# Drift velocity question

I'm studying about Drude's model. Given that τ is the average time between the electrons' collisions with the ions and the applied electric field is E, we have: $$a=\frac{eE}{m_e}$$ where e is the electron charge and me the electron mass. We know that for an accelerating movement the change in speed is given by : $$Δv=at=>\\Δu=\frac{eE}{m_e}t$$ Now if we substitute t with τ we get what's called drift velocity. $$u_d=\frac{eE}{m_e}τ=μE$$ My textbook says the following :

In a time interval t each electron moves a distance $$u_dt$$

Shouldn't he have used : $$Δx=\frac{1}{2}at^2$$ since the drift velocity is not the average velocity?

• – anna v Nov 24 '17 at 16:54
• The diffusion velocity averages out to zero. The drift (field induced) does not. Please clarify your confusion. – Jon Custer Nov 24 '17 at 16:55
• @Sorry for my rusty English. In an accelerating movement , to find the distance covered we multiply the time by the average speed. However, the author didn't do this here.
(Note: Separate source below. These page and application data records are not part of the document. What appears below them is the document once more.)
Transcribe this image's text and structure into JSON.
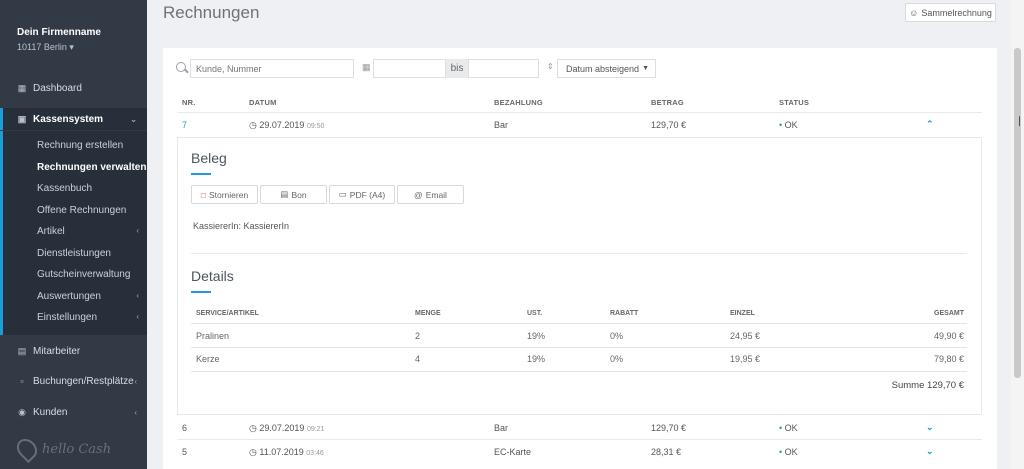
{
  "sidebar": {
    "company_name": "Dein Firmenname",
    "company_city": "10117 Berlin ▾",
    "dashboard": "Dashboard",
    "kassensystem": "Kassensystem",
    "sub_items": [
      "Rechnung erstellen",
      "Rechnungen verwalten",
      "Kassenbuch",
      "Offene Rechnungen",
      "Artikel",
      "Dienstleistungen",
      "Gutscheinverwaltung",
      "Auswertungen",
      "Einstellungen"
    ],
    "mitarbeiter": "Mitarbeiter",
    "buchungen": "Buchungen/Restplätze",
    "kunden": "Kunden",
    "logo_text": "hello Cash"
  },
  "header": {
    "title": "Rechnungen",
    "sammel_button": "Sammelrechnung"
  },
  "filters": {
    "search_placeholder": "Kunde, Nummer",
    "bis": "bis",
    "sort": "Datum absteigend"
  },
  "table": {
    "headers": [
      "NR.",
      "DATUM",
      "BEZAHLUNG",
      "BETRAG",
      "STATUS"
    ],
    "rows": [
      {
        "nr": "7",
        "date": "29.07.2019",
        "time": "09:50",
        "payment": "Bar",
        "amount": "129,70 €",
        "status": "OK"
      },
      {
        "nr": "6",
        "date": "29.07.2019",
        "time": "09:21",
        "payment": "Bar",
        "amount": "129,70 €",
        "status": "OK"
      },
      {
        "nr": "5",
        "date": "11.07.2019",
        "time": "03:46",
        "payment": "EC-Karte",
        "amount": "28,31 €",
        "status": "OK"
      }
    ]
  },
  "beleg": {
    "title": "Beleg",
    "buttons": [
      "Stornieren",
      "Bon",
      "PDF (A4)",
      "Email"
    ],
    "kassierer_label": "KassiererIn:",
    "kassierer_value": "KassiererIn"
  },
  "details": {
    "title": "Details",
    "headers": [
      "SERVICE/ARTIKEL",
      "MENGE",
      "UST.",
      "RABATT",
      "EINZEL",
      "GESAMT"
    ],
    "rows": [
      {
        "item": "Pralinen",
        "menge": "2",
        "ust": "19%",
        "rabatt": "0%",
        "einzel": "24,95 €",
        "gesamt": "49,90 €"
      },
      {
        "item": "Kerze",
        "menge": "4",
        "ust": "19%",
        "rabatt": "0%",
        "einzel": "19,95 €",
        "gesamt": "79,80 €"
      }
    ],
    "summe": "Summe 129,70 €"
  },
  "colors": {
    "accent": "#1f9bd7",
    "sidebar_bg": "#323a45",
    "status_ok": "#1fa87a"
  }
}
Ud is given by acceleration times τ, which gives the average speed before every collision and not the average speed while the electron is travelling until the collision. – John Katsantas Nov 24 '17 at 16:57
• @JonCuster I hope it's more clear now, I edited the question. – John Katsantas Nov 24 '17 at 17:06
• Possibly relevant : Drift velocity in Drude model – sammy gerbil Nov 24 '17 at 19:48